Naomi draped on the arm of the chair.  This was my modification for belly time to strength her neck and practice head control.  Flat on the floor was difficult for her, and can be scary for the visually impaired, especially for a baby like Naomi who tended to keep her eyes downcast. 

More practicing.  I've always loved this picture.  She looks so sweet.

Naomi and Daddy on the couch, probably watching hockey.

Naomi and Daddy in a hotel in upstate New York on  our way to Quebec.

My pretty little baby girl.

The roofline of the hotel.

Mommy and Naomi in the hotel in Quebec City.

On our way in to the church.

Inside the shrine.  Flash  photography was not allowed.

Walking aides left behind by those cured of their ailments.

Daddy and Naomi outside St. Anne's afterwards.

The St. Lawrence River.

Quebec City.


Shopping District

The Fairmont le Chateau Frontenac

Naomi pulling up her knees!  This was new just on the trip.

More Big Kicks in Quebec City.

Love this picture.  There's the big window she loved.

I took a LOT of pictures.

My sleeping beauty.

Trying to strength her trunk and neck.

Naomi and Daddy relaxing on the porch on the first warm day of spring.



  1. I hadn't seen some some of those pictures from your trip! Very beautiful city. I especially love the one of you and Naomi walking into the church and the one of Rob and Naomi outside of it. So poignant.

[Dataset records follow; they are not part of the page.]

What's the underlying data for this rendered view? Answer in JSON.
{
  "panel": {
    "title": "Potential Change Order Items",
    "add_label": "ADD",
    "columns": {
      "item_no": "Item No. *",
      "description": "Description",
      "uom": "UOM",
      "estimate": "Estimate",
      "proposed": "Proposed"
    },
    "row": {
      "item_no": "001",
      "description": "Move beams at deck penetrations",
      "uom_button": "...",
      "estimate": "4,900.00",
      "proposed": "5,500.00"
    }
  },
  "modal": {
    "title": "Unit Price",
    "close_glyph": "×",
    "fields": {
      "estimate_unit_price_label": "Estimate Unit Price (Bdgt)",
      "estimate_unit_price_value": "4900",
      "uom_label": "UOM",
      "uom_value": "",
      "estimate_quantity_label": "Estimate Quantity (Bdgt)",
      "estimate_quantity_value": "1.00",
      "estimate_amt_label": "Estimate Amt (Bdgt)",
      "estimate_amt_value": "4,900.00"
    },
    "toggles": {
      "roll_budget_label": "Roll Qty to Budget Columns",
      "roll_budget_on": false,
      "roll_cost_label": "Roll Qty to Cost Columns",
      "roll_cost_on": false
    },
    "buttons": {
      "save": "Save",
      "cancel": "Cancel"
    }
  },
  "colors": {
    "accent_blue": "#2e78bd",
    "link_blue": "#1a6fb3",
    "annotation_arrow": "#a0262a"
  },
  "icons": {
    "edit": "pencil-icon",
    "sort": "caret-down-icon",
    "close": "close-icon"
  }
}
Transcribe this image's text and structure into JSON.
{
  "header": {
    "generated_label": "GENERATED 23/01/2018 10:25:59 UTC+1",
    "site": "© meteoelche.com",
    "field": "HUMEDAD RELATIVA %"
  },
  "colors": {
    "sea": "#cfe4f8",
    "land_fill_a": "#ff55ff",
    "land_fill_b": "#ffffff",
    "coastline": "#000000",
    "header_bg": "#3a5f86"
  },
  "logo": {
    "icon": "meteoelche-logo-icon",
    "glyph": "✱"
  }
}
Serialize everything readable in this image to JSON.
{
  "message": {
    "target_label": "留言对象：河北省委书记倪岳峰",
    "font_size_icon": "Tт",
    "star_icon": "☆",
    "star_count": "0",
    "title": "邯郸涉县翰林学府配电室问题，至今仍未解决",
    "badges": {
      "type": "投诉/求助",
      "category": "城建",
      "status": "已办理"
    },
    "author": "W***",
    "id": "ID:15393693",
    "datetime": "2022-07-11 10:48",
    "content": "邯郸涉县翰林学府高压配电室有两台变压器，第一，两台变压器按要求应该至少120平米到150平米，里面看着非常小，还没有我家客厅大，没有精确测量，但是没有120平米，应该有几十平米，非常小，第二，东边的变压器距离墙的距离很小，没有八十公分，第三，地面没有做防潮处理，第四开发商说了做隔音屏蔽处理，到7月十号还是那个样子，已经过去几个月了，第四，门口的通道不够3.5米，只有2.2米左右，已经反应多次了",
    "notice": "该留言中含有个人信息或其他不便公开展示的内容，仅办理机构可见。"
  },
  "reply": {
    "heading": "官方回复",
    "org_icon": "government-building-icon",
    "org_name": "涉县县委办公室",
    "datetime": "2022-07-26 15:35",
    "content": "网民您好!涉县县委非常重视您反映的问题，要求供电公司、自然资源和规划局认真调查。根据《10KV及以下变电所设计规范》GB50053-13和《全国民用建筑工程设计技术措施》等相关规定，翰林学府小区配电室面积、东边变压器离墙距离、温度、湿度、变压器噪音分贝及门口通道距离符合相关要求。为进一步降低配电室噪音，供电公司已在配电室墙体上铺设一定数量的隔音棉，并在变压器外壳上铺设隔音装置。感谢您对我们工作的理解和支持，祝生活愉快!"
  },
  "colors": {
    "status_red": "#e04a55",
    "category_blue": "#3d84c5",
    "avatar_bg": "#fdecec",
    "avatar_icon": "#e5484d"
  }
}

  2. Beautiful story and thank you for sharing. I love you!